▸ What is required
Determine how many of the lines below hold the word "april". Give the number and nothing else.

▸ Data records
---------------
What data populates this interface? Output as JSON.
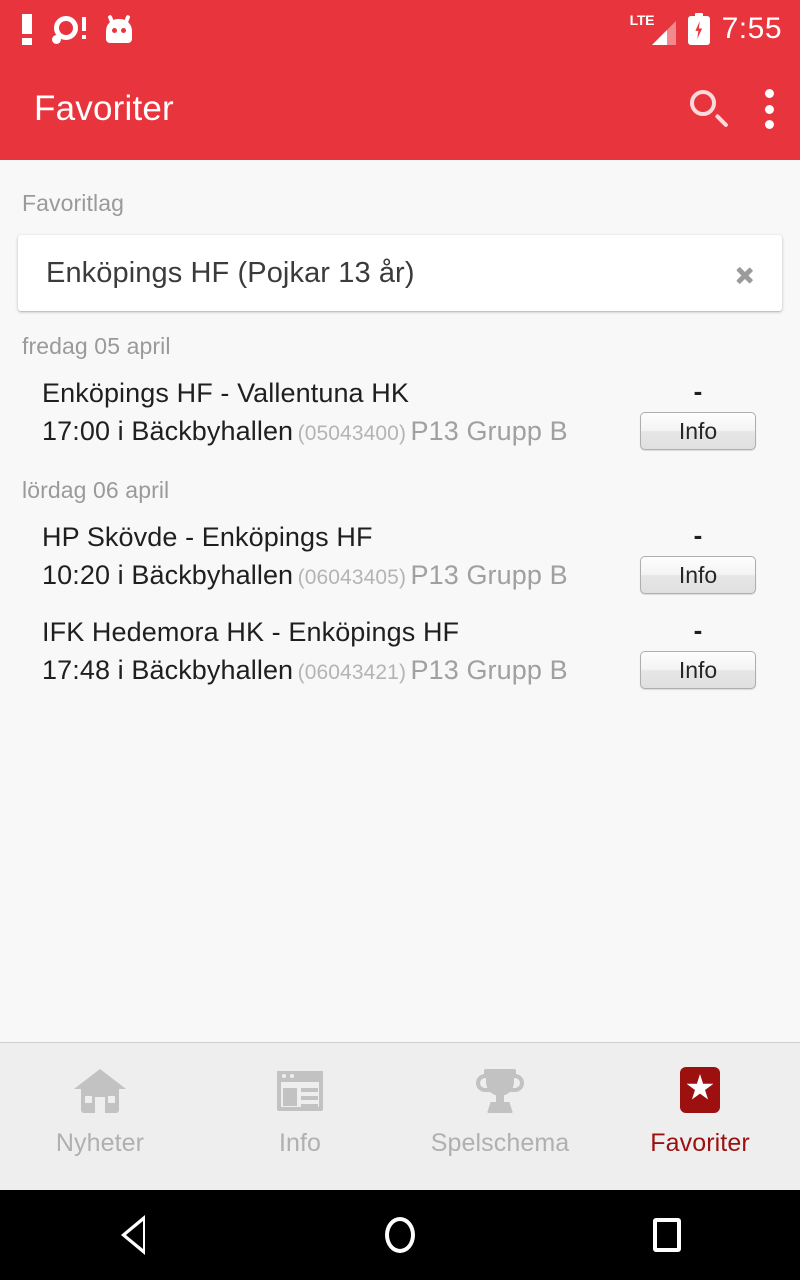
{
  "statusbar": {
    "time": "7:55",
    "icons_left": [
      "exclamation-icon",
      "disc-alert-icon",
      "android-head-icon"
    ],
    "network_label": "LTE",
    "icons_right": [
      "lte-signal-icon",
      "battery-charging-icon"
    ]
  },
  "appbar": {
    "title": "Favoriter",
    "search_icon": "search-icon",
    "overflow_icon": "overflow-menu-icon",
    "background_color": "#e8343c"
  },
  "content": {
    "favorite_section_label": "Favoritlag",
    "favorite_team": "Enköpings HF (Pojkar 13 år)",
    "favorite_chevron_icon": "chevron-right-icon",
    "info_button_label": "Info",
    "no_score_placeholder": "-",
    "groups": [
      {
        "date": "fredag 05 april",
        "matches": [
          {
            "teams": "Enköpings HF - Vallentuna HK",
            "time_venue": "17:00 i Bäckbyhallen",
            "match_id": "(05043400)",
            "group": "P13 Grupp B",
            "score": "-",
            "button": "Info"
          }
        ]
      },
      {
        "date": "lördag 06 april",
        "matches": [
          {
            "teams": "HP Skövde - Enköpings HF",
            "time_venue": "10:20 i Bäckbyhallen",
            "match_id": "(06043405)",
            "group": "P13 Grupp B",
            "score": "-",
            "button": "Info"
          },
          {
            "teams": "IFK Hedemora HK - Enköpings HF",
            "time_venue": "17:48 i Bäckbyhallen",
            "match_id": "(06043421)",
            "group": "P13 Grupp B",
            "score": "-",
            "button": "Info"
          }
        ]
      }
    ]
  },
  "tabbar": {
    "active_color": "#9c1010",
    "inactive_color": "#b0b0b0",
    "tabs": [
      {
        "label": "Nyheter",
        "icon": "house-icon",
        "active": false
      },
      {
        "label": "Info",
        "icon": "article-icon",
        "active": false
      },
      {
        "label": "Spelschema",
        "icon": "trophy-icon",
        "active": false
      },
      {
        "label": "Favoriter",
        "icon": "star-icon",
        "active": true
      }
    ]
  },
  "navbar": {
    "back_icon": "back-triangle-icon",
    "home_icon": "home-circle-icon",
    "recents_icon": "recents-square-icon"
  }
}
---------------
▸ Response area
2